Saturday, November 3, 2012

Strengths Quest

A couple weeks ago, I had the opportunity to take the Clifton StrengthsFinder assessment.  Strengths Quest helps individuals to find their strengths, talents and gifts along with ways to develop and cultivate them.  I would definitely recommend taking this assessment as an individual or as a group. Below you'll find my top five strengths and a brief description of each.  This information is straight from the Strengths Quest website and is not my own writing.


You see the potential in others. Very often, in fact, potential is all you see. In your view no individual is fully formed. On the contrary, each individual is a work in progress, alive with possibilities. And you are drawn toward people for this very reason. When you interact with others, your goal is to help them experience success. You look for ways to challenge them. You devise interesting experiences that can stretch them and help them grow. And all the while you are on the lookout for the signs of growth—a new behavior learned or modified, a slight improvement in a skill, a glimpse of excellence or of “flow” where previously there were only halting steps. For you these small increments—invisible to some—are clear signs of potential being realized. These signs of growth in others are your fuel. They bring you strength and satisfaction. Over time many will seek you out for help and encouragement because on some level they know that your helpfulness is both genuine and fulfilling to you.


Your Individualization theme leads you to be intrigued by the unique qualities of each person. You are 
impatient with generalizations or “types” because you don’t want to obscure what is special and 
distinct about each person. Instead, you focus on the differences between individuals. You

instinctively observe each person’s style, each person’s motivation, how each thinks, and how each 
builds relationships. You hear the one-of-a-kind stories in each person’s life. This theme explains why 
you pick your friends just the right birthday gift, why you know that one person prefers praise in public and another detests it, and why you tailor your teaching style to accommodate one person’s need to be shown and another’s desire to “figure it out as I go.” Because you are such a keen observer of
other people’s strengths, you can draw out the best in each person. This Individualization theme also helps you build productive teams. While some search around for the perfect team “structure” or “process,” you know instinctively that the secret to great teams is casting by individual strengths so that everyone can do a lot of what they do well.


“When can we start?” This is a recurring question in your life. You are impatient for action. You may 
concede that analysis has its uses or that debate and discussion can occasionally yield some 
valuable insights, but deep down you know that only action is real. Only action can make things

happen. Only action leads to performance.

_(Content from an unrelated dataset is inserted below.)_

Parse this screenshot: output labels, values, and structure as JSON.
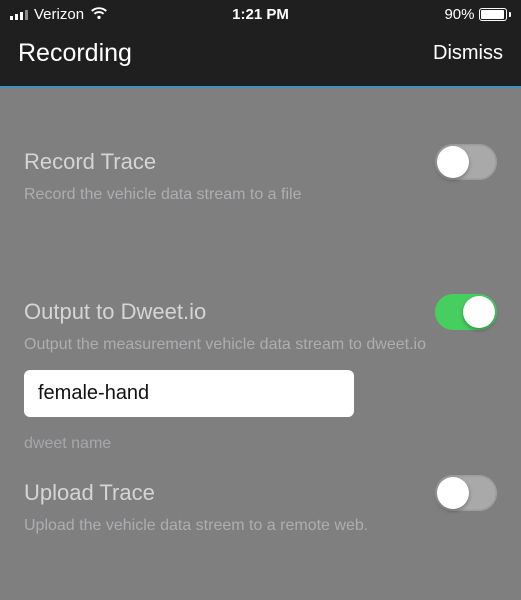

Once a decision is made, you cannot not act. Others may 
worry that “there are still some things we don’t know,” but this doesn’t seem to slow you. If the 
decision has been made to go across town, you know that the fastest way to get there is to go 
stoplight to stoplight. You are not going to sit around waiting until all the lights have turned green. 
Besides, in your view, action and thinking are not opposites. In fact, guided by your Activator theme, 
you believe that action is the best device for learning. You make a decision, you take action, you look 
at the result, and you learn. This learning informs your next action and your next. How can you grow if 
you have nothing to react to? Well, you believe you can’t. You must put yourself out there. You must

take the next step. It is the only way to keep your thinking fresh and informed. The bottom line is this: 
You know you will be judged not by what you say, not by what you think, but by what you get done. 
This does not frighten you. It pleases you.


You are generous with praise, quick to smile, and always on the lookout for the positive in the 
situation. Some call you lighthearted. Others just wish that their glass were as full as yours seems to 
be. But either way, people want to be around you. Their world looks better around you because your 
enthusiasm is contagious. Lacking your energy and optimism, some find their world drab with 
repetition or, worse, heavy with pressure. You seem to find a way to lighten their spirit. You inject

drama into every project. You celebrate every achievement. You find ways to make everything more 
exciting and more vital. Some cynics may reject your energy, but you are rarely dragged down. Your 
Positivity won’t allow it. Somehow you can’t quite escape your conviction that it is good to be alive, 
that work can be fun, and that no matter what the setbacks, one must never lose one’s sense of 


You can sense the emotions of those around you. You can feel what they are feeling as though their 
feelings are your own. Intuitively, you are able to see the world through their eyes and share their 
perspective. You do not necessarily agree with each person’s perspective. You do not  necessarily feel 
pity for each person’s predicament—this would be sympathy, not Empathy. You do not necessarily 
condone the choices each person makes, but you do understand. This instinctive ability to understand 
is powerful. You hear the unvoiced questions. You anticipate the need. Where others grapple for 
words, you seem to find the right words and the right tone. You help people find the right phrases to

express their feelings—to themselves as well as to others. You help them give voice to their emotional 
life. For all these reasons other people are drawn to you.


  1. Wow...this is such an adequate assessment of you! Very amazing!

  2. Wow! I had never heard of this. I will check it out.